Next Article in Journal
The Growing Complexity of UHRF1-Mediated Maintenance DNA Methylation
Next Article in Special Issue
Population Genomic Analysis of North American Eastern Wolves (Canis lycaon) Supports Their Conservation Priority Status
Previous Article in Journal
The Genome of the North American Brown Bear or Grizzly: Ursus arctos ssp. horribilis
Previous Article in Special Issue
Article Menu
Issue 12 (December) cover image

Export Article

Open AccessArticle
Genes 2018, 9(12), 599;

What Is the Giant Wall Gecko Having for Dinner? Conservation Genetics for Guiding Reserve Management in Cabo Verde

CIBIO-InBIO, Centro de Investigação em Biodiversidade e Recursos Genéticos, Laboratório Associado da Universidade do Porto, Campus Agrário de Vairão, R. Padre Armando Quintas, 4485-661 Vairão, Portugal
Departamento de Biologia, Faculdade de Ciências da Universidade do Porto, R. Campo Alegre, 4169-007 Porto, Portugal
Centre for Ecology, Evolution and Environmental Changes, Faculdade de Ciências Universidade de Lisboa, 1749-016 Lisboa, Portugal
Linking Landscape, Environment, Agriculture and Food, Instituto Superior de Agronomia, Universidade de Lisboa, 1349-017 Lisboa, Portugal
Author to whom correspondence should be addressed.
Received: 28 October 2018 / Accepted: 17 November 2018 / Published: 3 December 2018
(This article belongs to the Special Issue Conservation Genetics and Genomics)
Full-Text   |   PDF [1526 KB, uploaded 3 December 2018]   |  


Knowledge on diet composition of a species is an important step to unveil its ecology and guide conservation actions. This is especially important for species that inhabit remote areas within biodiversity hotspots, with little information about their ecological roles. The emblematic giant wall gecko of Cabo Verde, Tarentola gigas, is restricted to the uninhabited Branco and Raso islets, and presents two subspecies.

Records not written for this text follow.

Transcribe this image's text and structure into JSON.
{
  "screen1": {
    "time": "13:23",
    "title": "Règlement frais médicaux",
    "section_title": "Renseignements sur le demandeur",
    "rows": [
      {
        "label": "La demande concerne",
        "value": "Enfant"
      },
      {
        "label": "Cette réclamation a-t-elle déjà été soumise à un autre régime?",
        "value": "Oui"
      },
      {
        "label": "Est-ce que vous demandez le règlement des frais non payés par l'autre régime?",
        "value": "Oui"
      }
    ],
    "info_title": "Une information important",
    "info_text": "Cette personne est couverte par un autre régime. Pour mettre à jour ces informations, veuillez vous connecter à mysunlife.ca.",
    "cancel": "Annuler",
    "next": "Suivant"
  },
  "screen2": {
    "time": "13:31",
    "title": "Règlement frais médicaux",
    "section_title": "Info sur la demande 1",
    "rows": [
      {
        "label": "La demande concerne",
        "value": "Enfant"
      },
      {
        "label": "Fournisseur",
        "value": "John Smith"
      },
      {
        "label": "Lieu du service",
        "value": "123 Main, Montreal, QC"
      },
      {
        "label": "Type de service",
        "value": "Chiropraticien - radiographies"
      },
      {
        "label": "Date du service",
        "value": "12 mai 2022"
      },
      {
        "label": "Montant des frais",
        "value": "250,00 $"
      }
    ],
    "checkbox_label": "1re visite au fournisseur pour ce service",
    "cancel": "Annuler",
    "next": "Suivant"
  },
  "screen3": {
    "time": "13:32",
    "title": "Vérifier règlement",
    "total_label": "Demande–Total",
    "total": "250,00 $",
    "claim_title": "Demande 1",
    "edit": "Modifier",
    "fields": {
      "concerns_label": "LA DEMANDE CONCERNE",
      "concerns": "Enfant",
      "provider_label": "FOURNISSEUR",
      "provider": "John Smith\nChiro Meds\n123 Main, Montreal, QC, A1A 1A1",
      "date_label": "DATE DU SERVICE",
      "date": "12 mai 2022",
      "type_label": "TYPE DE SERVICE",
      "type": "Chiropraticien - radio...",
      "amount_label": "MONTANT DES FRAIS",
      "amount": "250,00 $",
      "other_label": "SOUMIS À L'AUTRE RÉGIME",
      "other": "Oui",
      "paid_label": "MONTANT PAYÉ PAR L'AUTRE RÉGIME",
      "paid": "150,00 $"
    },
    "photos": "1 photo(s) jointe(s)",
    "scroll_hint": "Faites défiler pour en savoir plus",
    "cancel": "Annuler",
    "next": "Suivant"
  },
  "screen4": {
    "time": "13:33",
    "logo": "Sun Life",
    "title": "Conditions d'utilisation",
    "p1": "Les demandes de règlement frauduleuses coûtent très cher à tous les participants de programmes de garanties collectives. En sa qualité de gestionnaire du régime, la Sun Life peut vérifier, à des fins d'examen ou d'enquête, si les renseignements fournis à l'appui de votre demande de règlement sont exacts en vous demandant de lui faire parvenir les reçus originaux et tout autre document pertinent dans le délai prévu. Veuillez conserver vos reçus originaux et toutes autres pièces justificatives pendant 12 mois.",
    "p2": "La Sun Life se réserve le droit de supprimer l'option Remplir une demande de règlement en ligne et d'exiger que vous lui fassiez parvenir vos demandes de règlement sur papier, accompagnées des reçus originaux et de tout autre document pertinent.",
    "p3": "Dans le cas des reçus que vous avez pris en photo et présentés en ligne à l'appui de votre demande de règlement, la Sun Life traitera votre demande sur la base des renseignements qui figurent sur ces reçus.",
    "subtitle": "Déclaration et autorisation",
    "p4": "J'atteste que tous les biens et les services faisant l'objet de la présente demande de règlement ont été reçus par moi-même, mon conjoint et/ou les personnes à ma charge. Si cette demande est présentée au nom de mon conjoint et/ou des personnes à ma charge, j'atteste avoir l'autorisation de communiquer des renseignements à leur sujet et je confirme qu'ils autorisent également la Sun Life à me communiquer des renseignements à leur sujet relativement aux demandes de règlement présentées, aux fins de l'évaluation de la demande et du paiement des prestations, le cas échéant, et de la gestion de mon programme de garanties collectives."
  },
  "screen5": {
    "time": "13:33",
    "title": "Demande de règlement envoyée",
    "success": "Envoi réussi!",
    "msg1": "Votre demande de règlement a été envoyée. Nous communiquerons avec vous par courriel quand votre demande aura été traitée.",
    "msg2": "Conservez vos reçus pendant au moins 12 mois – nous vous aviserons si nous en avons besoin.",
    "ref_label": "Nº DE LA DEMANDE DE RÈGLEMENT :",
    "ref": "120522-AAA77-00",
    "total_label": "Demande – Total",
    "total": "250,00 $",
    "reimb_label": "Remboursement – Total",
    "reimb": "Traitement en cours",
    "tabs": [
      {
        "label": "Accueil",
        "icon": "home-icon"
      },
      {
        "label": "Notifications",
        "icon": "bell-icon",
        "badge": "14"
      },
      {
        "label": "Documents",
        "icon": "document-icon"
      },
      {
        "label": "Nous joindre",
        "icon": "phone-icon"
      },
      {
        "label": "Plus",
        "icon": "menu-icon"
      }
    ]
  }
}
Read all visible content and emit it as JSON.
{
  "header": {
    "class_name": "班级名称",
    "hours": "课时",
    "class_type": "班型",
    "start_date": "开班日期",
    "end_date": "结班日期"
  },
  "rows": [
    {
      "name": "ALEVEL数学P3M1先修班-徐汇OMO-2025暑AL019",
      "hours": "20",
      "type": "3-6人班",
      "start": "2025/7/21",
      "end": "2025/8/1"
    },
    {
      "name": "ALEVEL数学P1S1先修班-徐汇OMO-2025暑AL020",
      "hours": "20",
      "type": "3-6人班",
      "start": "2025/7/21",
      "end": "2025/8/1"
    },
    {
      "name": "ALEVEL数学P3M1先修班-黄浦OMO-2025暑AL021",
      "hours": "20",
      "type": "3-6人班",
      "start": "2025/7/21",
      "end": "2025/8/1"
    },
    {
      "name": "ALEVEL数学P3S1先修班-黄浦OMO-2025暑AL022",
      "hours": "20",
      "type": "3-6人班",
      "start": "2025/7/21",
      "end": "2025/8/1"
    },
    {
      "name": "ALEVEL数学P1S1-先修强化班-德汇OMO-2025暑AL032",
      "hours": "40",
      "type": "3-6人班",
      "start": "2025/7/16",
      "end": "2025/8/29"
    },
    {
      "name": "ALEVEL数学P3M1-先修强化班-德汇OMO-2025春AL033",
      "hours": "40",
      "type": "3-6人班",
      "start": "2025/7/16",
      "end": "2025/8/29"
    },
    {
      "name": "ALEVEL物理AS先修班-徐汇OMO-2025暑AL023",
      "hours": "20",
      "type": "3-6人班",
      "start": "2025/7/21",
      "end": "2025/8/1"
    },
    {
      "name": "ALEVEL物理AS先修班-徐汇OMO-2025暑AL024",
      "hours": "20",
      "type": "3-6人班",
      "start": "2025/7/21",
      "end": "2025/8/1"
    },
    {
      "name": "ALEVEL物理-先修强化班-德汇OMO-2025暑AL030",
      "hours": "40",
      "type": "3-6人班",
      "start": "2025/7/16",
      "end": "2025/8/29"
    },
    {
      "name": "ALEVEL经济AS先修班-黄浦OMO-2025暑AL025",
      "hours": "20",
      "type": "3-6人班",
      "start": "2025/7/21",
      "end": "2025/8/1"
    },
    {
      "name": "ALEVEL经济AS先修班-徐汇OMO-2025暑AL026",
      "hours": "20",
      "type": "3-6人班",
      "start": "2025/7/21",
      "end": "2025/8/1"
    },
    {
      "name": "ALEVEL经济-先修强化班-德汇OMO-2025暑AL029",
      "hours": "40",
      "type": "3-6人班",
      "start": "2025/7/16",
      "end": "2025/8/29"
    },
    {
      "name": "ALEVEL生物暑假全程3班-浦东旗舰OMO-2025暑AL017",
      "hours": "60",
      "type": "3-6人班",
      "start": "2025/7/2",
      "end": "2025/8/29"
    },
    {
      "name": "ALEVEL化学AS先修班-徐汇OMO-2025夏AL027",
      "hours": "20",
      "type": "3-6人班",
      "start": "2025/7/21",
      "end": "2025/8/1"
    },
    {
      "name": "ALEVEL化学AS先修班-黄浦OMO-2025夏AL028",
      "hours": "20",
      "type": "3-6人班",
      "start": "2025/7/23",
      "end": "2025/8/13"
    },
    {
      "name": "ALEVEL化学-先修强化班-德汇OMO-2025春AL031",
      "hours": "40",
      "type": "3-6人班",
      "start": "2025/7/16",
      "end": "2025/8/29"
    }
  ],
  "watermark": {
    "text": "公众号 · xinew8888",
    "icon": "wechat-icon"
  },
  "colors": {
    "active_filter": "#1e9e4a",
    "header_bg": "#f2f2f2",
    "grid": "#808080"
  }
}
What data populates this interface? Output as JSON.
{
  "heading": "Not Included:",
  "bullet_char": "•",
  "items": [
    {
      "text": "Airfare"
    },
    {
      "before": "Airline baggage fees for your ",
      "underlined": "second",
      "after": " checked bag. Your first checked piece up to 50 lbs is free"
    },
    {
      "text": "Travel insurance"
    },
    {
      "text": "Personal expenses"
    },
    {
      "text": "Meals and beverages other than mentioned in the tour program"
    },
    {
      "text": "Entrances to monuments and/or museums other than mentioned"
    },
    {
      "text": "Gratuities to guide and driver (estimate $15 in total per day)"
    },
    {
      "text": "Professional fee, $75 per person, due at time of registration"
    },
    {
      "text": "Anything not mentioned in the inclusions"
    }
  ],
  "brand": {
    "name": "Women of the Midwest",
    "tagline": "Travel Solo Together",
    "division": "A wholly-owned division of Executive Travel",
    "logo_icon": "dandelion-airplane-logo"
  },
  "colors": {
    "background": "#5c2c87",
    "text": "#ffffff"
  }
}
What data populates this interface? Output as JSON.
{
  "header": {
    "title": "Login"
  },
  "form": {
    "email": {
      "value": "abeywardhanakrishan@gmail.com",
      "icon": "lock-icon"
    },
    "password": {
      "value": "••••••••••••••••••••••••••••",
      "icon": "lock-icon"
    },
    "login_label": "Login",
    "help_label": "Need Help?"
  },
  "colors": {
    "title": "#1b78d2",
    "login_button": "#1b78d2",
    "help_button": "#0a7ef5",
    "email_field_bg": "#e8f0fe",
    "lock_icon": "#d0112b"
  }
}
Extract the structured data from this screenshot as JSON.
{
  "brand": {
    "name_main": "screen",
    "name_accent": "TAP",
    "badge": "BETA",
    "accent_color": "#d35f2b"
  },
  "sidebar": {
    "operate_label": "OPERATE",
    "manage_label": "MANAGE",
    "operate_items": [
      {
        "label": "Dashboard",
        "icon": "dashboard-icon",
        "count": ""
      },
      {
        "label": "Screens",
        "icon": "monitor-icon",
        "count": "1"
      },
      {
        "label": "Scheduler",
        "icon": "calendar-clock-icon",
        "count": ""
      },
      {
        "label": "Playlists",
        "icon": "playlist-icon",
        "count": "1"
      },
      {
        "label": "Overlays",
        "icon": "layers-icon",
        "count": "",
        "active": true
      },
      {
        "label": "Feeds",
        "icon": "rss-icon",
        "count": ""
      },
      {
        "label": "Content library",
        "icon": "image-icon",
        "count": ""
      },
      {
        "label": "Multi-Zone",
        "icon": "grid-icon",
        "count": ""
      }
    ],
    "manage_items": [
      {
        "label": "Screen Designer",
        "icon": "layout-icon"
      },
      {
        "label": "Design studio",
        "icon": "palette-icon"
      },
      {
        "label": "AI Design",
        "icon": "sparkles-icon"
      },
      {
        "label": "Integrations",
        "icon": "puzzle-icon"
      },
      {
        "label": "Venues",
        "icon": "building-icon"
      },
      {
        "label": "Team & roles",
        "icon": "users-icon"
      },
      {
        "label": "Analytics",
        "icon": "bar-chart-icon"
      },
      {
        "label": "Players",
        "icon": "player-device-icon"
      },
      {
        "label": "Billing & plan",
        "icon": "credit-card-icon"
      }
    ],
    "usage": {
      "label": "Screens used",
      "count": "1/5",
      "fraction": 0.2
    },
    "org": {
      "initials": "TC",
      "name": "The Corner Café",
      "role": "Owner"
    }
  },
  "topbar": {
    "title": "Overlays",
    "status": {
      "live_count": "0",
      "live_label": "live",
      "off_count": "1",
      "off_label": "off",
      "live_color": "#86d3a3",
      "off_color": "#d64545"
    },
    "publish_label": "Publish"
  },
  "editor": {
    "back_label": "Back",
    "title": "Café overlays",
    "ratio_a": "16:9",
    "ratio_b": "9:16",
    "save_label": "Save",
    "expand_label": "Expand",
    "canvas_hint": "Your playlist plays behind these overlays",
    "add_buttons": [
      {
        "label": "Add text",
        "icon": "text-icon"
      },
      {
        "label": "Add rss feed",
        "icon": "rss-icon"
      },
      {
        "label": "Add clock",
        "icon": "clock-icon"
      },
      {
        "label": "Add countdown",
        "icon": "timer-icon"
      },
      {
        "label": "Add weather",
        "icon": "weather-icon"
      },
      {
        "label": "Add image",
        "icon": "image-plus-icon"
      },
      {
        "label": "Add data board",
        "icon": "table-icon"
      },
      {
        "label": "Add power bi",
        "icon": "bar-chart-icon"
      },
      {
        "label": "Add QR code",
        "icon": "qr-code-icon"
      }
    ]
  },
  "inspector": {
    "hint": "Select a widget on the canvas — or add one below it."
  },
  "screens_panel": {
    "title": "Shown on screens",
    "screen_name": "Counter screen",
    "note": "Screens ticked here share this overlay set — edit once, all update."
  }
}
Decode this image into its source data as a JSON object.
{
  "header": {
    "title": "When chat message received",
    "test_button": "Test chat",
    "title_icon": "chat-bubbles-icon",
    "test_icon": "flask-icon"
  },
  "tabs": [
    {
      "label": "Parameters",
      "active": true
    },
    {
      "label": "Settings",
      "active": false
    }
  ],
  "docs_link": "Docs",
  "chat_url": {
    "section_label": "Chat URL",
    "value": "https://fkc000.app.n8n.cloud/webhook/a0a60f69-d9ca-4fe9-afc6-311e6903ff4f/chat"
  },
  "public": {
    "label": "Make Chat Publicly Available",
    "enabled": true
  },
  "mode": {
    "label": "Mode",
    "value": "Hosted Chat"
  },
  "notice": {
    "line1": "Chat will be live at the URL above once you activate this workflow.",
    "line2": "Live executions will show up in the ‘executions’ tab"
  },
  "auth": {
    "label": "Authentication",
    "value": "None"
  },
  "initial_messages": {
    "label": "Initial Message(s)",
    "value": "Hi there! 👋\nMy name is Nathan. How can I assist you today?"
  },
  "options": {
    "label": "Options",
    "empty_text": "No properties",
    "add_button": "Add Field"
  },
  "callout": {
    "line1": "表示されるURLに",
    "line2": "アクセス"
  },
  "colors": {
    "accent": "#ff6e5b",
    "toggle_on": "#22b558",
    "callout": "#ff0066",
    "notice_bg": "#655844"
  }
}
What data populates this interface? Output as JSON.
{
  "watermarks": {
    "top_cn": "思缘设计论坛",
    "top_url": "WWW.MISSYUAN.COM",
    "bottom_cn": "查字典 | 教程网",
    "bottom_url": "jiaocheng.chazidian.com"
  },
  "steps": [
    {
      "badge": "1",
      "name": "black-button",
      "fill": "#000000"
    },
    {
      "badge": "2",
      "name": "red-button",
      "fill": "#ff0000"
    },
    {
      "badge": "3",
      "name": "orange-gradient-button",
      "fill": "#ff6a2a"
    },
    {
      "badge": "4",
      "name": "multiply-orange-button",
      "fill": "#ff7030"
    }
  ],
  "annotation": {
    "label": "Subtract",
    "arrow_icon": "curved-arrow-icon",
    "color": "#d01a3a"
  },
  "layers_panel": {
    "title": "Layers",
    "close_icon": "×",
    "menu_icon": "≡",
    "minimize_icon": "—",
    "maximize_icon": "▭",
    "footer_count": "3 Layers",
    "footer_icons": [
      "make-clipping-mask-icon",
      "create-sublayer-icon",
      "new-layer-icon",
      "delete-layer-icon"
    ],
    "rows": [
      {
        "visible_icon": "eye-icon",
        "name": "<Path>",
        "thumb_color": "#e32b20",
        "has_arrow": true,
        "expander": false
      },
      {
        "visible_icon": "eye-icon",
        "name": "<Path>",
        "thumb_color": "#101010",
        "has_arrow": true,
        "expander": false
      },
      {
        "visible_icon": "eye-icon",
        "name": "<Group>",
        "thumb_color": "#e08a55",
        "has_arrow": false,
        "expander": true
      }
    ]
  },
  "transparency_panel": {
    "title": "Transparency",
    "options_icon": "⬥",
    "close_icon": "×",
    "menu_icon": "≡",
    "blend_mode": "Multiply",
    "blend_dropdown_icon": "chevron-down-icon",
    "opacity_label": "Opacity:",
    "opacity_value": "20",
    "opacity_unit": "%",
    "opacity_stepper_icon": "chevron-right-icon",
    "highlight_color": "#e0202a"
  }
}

It is classified as Endangered, and locally Extinct on Santa Luzia Island; however, little information is known about its diet and behaviour. In this study, we identified the main plant, arthropods, and vertebrates consumed by both gecko subspecies using next generation sequencing (NGS) (metabarcoding of faecal pellets), and compared them with the species known to occur on Santa Luzia. Results showed that plants have a significant role as diet items and identified vertebrate and invertebrate taxa with higher taxonomic resolution than traditional methods. With this study, we now have data on the diet of both subspecies for evaluating the reintroduction of this threatened gecko on Santa Luzia as potentially successful, considering the generalist character of both populations. The information revealed by these ecological networks is important for the development of conservation plans by governmental authorities, and reinforces the essential and commonly neglected role of reptiles on island systems. View Full-Text
Keywords: Desertas Islands; conservation; diet; metabarcoding; protected areas; Tarentola gigas Desertas Islands; conservation; diet; metabarcoding; protected areas; Tarentola gigas

Figure 1

This is an open access article distributed under the Creative Commons Attribution License which permits unrestricted use, distribution, and reproduction in any medium, provided the original work is properly cited (CC BY 4.0).

Supplementary material


Share & Cite This Article

MDPI and ACS Style

Pinho, C.J.; Santos, B.; Mata, V.A.; Seguro, M.; Romeiras, M.M.; Lopes, R.J.; Vasconcelos, R. What Is the Giant Wall Gecko Having for Dinner? Conservation Genetics for Guiding Reserve Management in Cabo Verde. Genes 2018, 9, 599.

Show more citation formats Show less citations formats

Note that from the first issue of 2016, MDPI journals use article numbers instead of page numbers. See further details here.

Related Articles

Article Metrics

Article Access Statistics



[Return to top]
Genes EISSN 2073-4425 Published by MDPI AG, Basel, Switzerland RSS E-Mail Table of Contents Alert
Back to Top